“There’s an old saying that goes, ‘the happiest two days of a man’s life is when he buys a boat and when he sells it’,” he says, adding that the club is the only boat owning alternative solution that offers access to a fleet "during these difficult times".
The sharing economy is also supporting people wishing to cycle without buying a bike, be that through bike shop rentals or green hybrid offering Careem Bike.
The company’s 800 pedal-assisted machines are located at 80 ‘docking stations’, beside metro stations and tourist spots such as Dubai Marina, Dubai Water Canal and the Palm Jumeirah, and urban and business centres including Jumeriah Lakes Towers, The Greens and Media City.

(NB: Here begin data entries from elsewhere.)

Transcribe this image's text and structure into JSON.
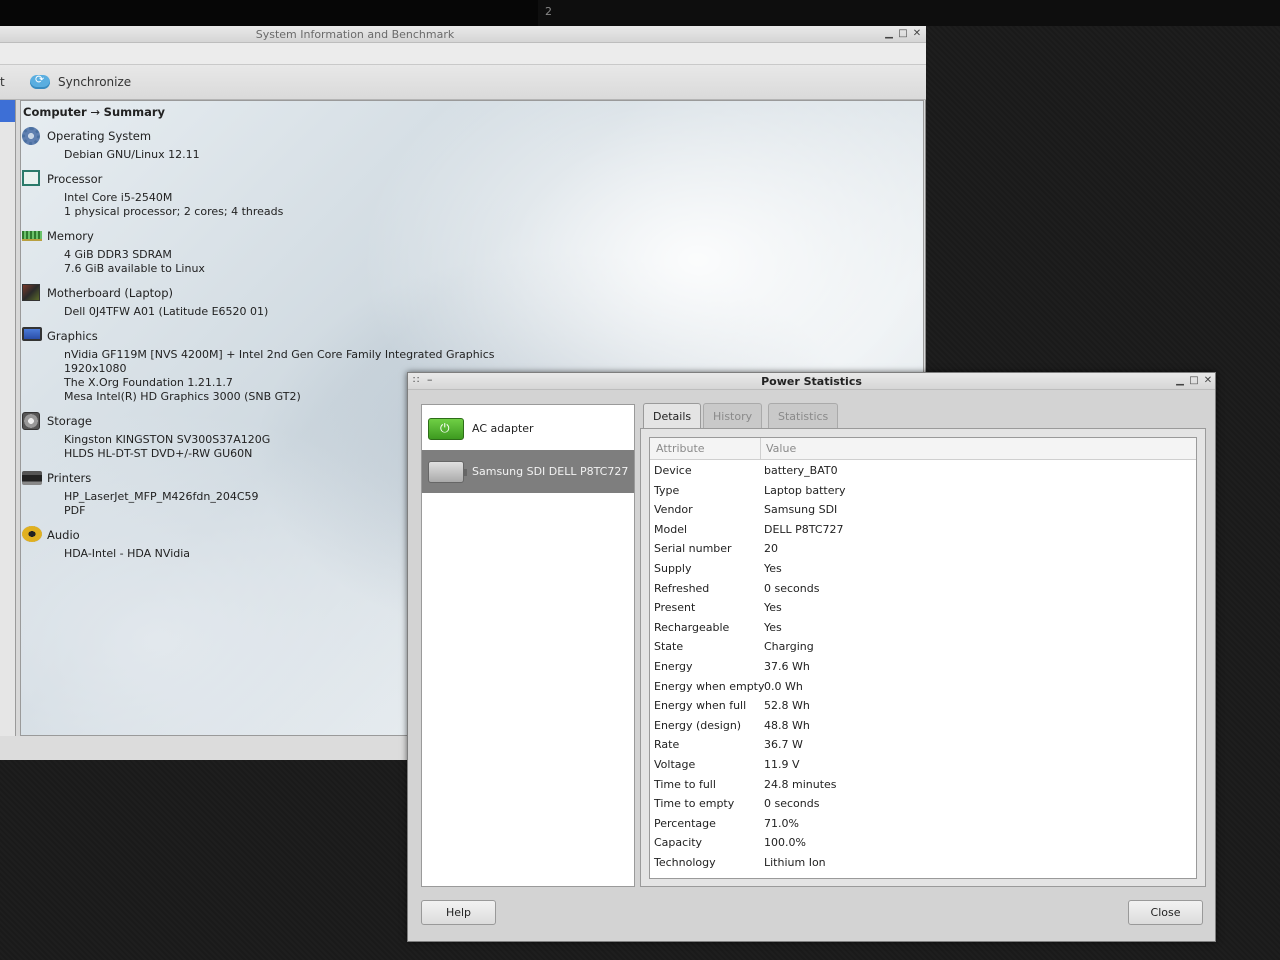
{
  "workspace": {
    "number": "2"
  },
  "sysinfo": {
    "title": "System Information and Benchmark",
    "toolbar": {
      "partial_label": "t",
      "sync_label": "Synchronize"
    },
    "breadcrumb": {
      "root": "Computer",
      "arrow": "→",
      "page": "Summary"
    },
    "sections": [
      {
        "title": "Operating System",
        "icon": "gear-icon",
        "lines": [
          "Debian GNU/Linux 12.11"
        ]
      },
      {
        "title": "Processor",
        "icon": "cpu-icon",
        "lines": [
          "Intel Core i5-2540M",
          "1 physical processor; 2 cores; 4 threads"
        ]
      },
      {
        "title": "Memory",
        "icon": "memory-icon",
        "lines": [
          "4 GiB DDR3 SDRAM",
          "7.6 GiB available to Linux"
        ]
      },
      {
        "title": "Motherboard (Laptop)",
        "icon": "motherboard-icon",
        "lines": [
          "Dell 0J4TFW A01 (Latitude E6520 01)"
        ]
      },
      {
        "title": "Graphics",
        "icon": "monitor-icon",
        "lines": [
          "nVidia GF119M [NVS 4200M] + Intel 2nd Gen Core Family Integrated Graphics",
          "1920x1080",
          "The X.Org Foundation 1.21.1.7",
          "Mesa Intel(R) HD Graphics 3000 (SNB GT2)"
        ]
      },
      {
        "title": "Storage",
        "icon": "disk-icon",
        "lines": [
          "Kingston KINGSTON SV300S37A120G",
          "HLDS HL-DT-ST DVD+/-RW GU60N"
        ]
      },
      {
        "title": "Printers",
        "icon": "printer-icon",
        "lines": [
          "HP_LaserJet_MFP_M426fdn_204C59",
          "PDF"
        ]
      },
      {
        "title": "Audio",
        "icon": "audio-icon",
        "lines": [
          "HDA-Intel - HDA NVidia"
        ]
      }
    ]
  },
  "power": {
    "title": "Power Statistics",
    "devices": [
      {
        "label": "AC adapter",
        "icon": "ac-adapter-icon",
        "selected": false
      },
      {
        "label": "Samsung SDI DELL P8TC727",
        "icon": "battery-icon",
        "selected": true
      }
    ],
    "tabs": [
      {
        "label": "Details",
        "active": true
      },
      {
        "label": "History",
        "active": false
      },
      {
        "label": "Statistics",
        "active": false
      }
    ],
    "table": {
      "headers": {
        "attribute": "Attribute",
        "value": "Value"
      },
      "rows": [
        [
          "Device",
          "battery_BAT0"
        ],
        [
          "Type",
          "Laptop battery"
        ],
        [
          "Vendor",
          "Samsung SDI"
        ],
        [
          "Model",
          "DELL P8TC727"
        ],
        [
          "Serial number",
          "20"
        ],
        [
          "Supply",
          "Yes"
        ],
        [
          "Refreshed",
          "0 seconds"
        ],
        [
          "Present",
          "Yes"
        ],
        [
          "Rechargeable",
          "Yes"
        ],
        [
          "State",
          "Charging"
        ],
        [
          "Energy",
          "37.6 Wh"
        ],
        [
          "Energy when empty",
          "0.0 Wh"
        ],
        [
          "Energy when full",
          "52.8 Wh"
        ],
        [
          "Energy (design)",
          "48.8 Wh"
        ],
        [
          "Rate",
          "36.7 W"
        ],
        [
          "Voltage",
          "11.9 V"
        ],
        [
          "Time to full",
          "24.8 minutes"
        ],
        [
          "Time to empty",
          "0 seconds"
        ],
        [
          "Percentage",
          "71.0%"
        ],
        [
          "Capacity",
          "100.0%"
        ],
        [
          "Technology",
          "Lithium Ion"
        ]
      ]
    },
    "buttons": {
      "help": "Help",
      "close": "Close"
    }
  }
}
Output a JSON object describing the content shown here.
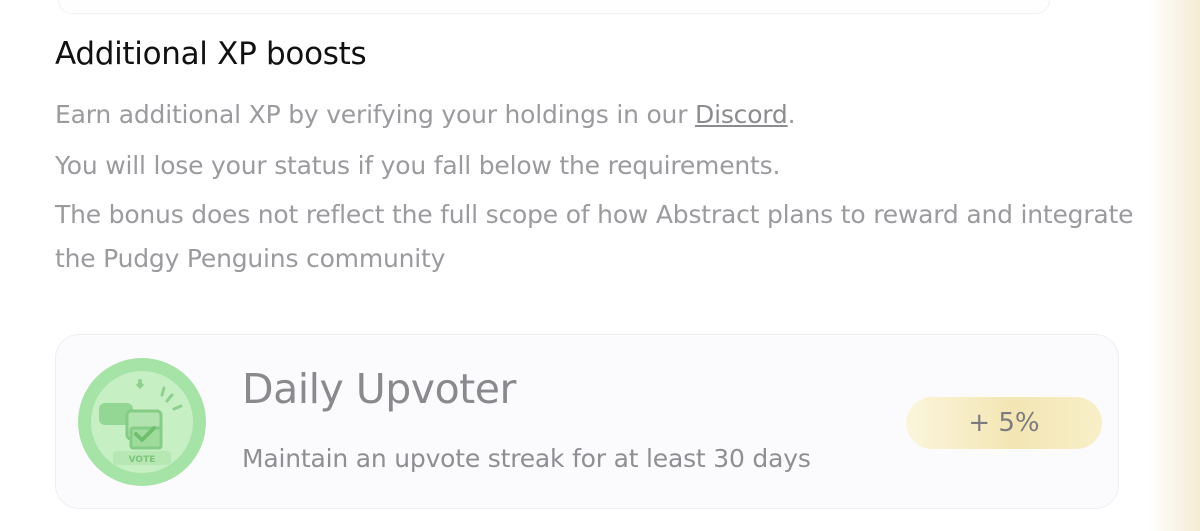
{
  "section": {
    "heading": "Additional XP boosts",
    "line1_prefix": "Earn additional XP by verifying your holdings in our ",
    "line1_link": "Discord",
    "line1_suffix": ".",
    "line2": "You will lose your status if you fall below the requirements.",
    "line3": "The bonus does not reflect the full scope of how Abstract plans to reward and integrate the Pudgy Penguins community"
  },
  "boost_card": {
    "badge_icon": "vote-badge-icon",
    "badge_text": "VOTE",
    "title": "Daily Upvoter",
    "description": "Maintain an upvote streak for at least 30 days",
    "bonus": "+ 5%",
    "colors": {
      "badge_green": "#a6e3a6",
      "pill_gold": "#f3e6b4"
    }
  }
}
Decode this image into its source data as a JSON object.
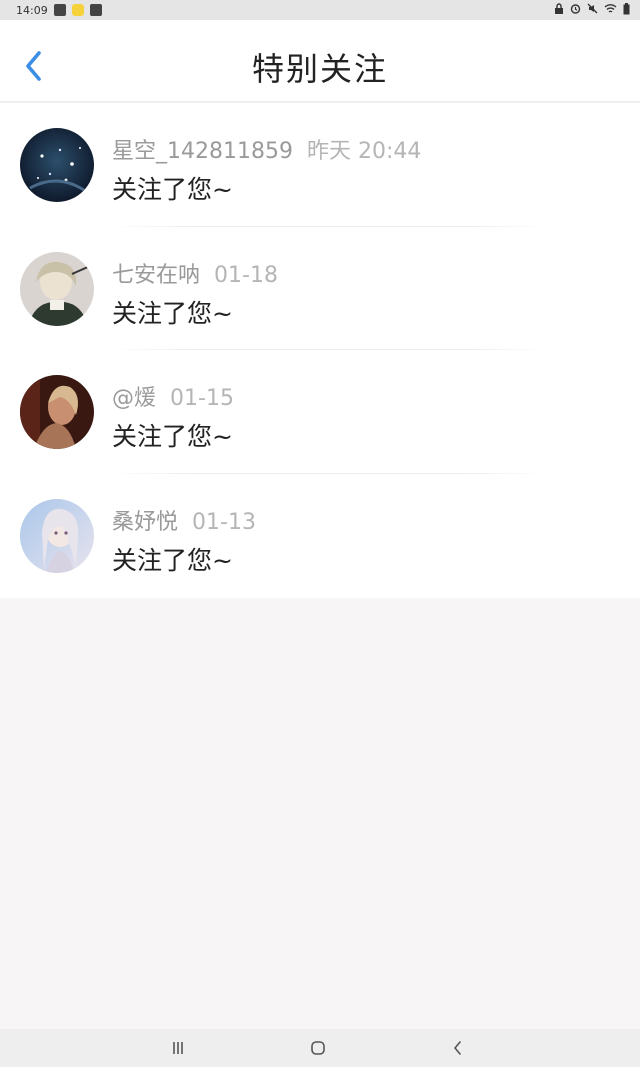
{
  "status_bar": {
    "time": "14:09"
  },
  "header": {
    "title": "特别关注"
  },
  "items": [
    {
      "name": "星空_142811859",
      "time": "昨天 20:44",
      "message": "关注了您~",
      "avatar_colors": [
        "#0c1526",
        "#2c4f6c"
      ]
    },
    {
      "name": "七安在呐",
      "time": "01-18",
      "message": "关注了您~",
      "avatar_colors": [
        "#d9d4cf",
        "#2e3a30"
      ]
    },
    {
      "name": "@煖",
      "time": "01-15",
      "message": "关注了您~",
      "avatar_colors": [
        "#3a1812",
        "#c89070"
      ]
    },
    {
      "name": "桑妤悦",
      "time": "01-13",
      "message": "关注了您~",
      "avatar_colors": [
        "#a9c7ea",
        "#e8e3ee"
      ]
    }
  ],
  "colors": {
    "accent": "#3a8ee6",
    "background": "#f7f5f5"
  }
}
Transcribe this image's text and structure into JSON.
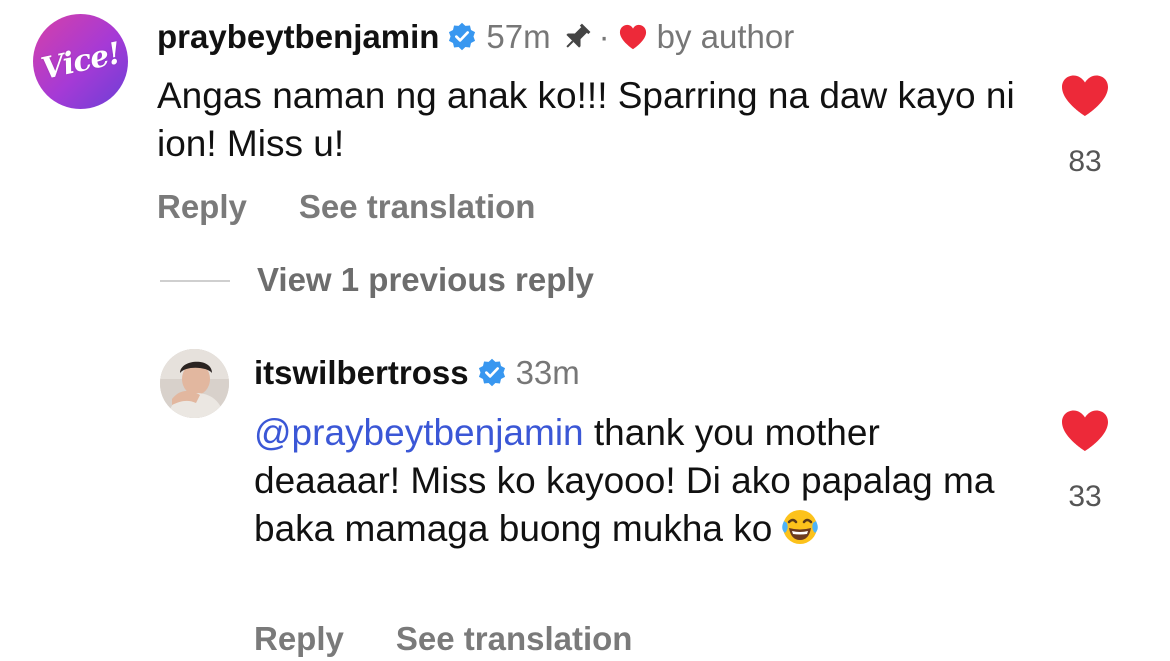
{
  "comments": [
    {
      "username": "praybeytbenjamin",
      "time": "57m",
      "separator": "·",
      "by_author": "by author",
      "avatar_text": "Vice!",
      "text": "Angas naman ng anak ko!!! Sparring na daw kayo ni ion! Miss u!",
      "like_count": "83",
      "reply_label": "Reply",
      "translate_label": "See translation"
    },
    {
      "username": "itswilbertross",
      "time": "33m",
      "mention": "@praybeytbenjamin",
      "text": " thank you mother deaaaar! Miss ko kayooo! Di ako papalag ma baka mamaga buong mukha ko",
      "like_count": "33",
      "reply_label": "Reply",
      "translate_label": "See translation"
    }
  ],
  "thread": {
    "view_previous": "View 1 previous reply"
  },
  "icons": {
    "verified": "verified-badge-icon",
    "pin": "pin-icon",
    "author_heart": "heart-icon",
    "like": "heart-like-icon",
    "emoji": "laughing-tears-emoji-icon"
  },
  "colors": {
    "heart": "#ed2939",
    "verified": "#3897f0",
    "mention": "#3b57d6",
    "secondary_text": "#777777"
  }
}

Launched in February, hiring – through an app – has proved popular among occasional cyclists and those seeking to regularly ride between key areas.
Careem Bike offers short-term sessions across four membership structures; Dh420 annually, Dh75 monthly, Dh50 weekly or Dh20 for a day.
This allows multiple 45-minute trips. Close to expiry, users return to a docking station briefly to avoid a Dh10 extension fare.
“We have a diverse ridership that is a mix of young people, couples, and families,” says Gheed El Makkaoui, general manager of Careem UAE.
“Many repeat customers use our bikes for their daily commute; some users just enjoy a Careem Bike during weekends to travel around the Marina, for example, and others as their daily exercise routine.”
The service witnessed a spike in usage when curfew directives eased and people ventured out longer, some seeking a convenient, economical cycling option. Equivalent hybrid bikes can cost from Dh3,500.
“Careem Bike is a very affordable service … you do not need to worry about the bike, maintaining and storing it,” adds Ms El Makkaoui.
Ms Shamim, meanwhile, says her family has already got more than its money’s worth from their three-month Privilee package.
“It has made such a difference,” she says, adding: “There has not been a single day I have not used the membership.”
Updated: July 20, 2020 01:24 PM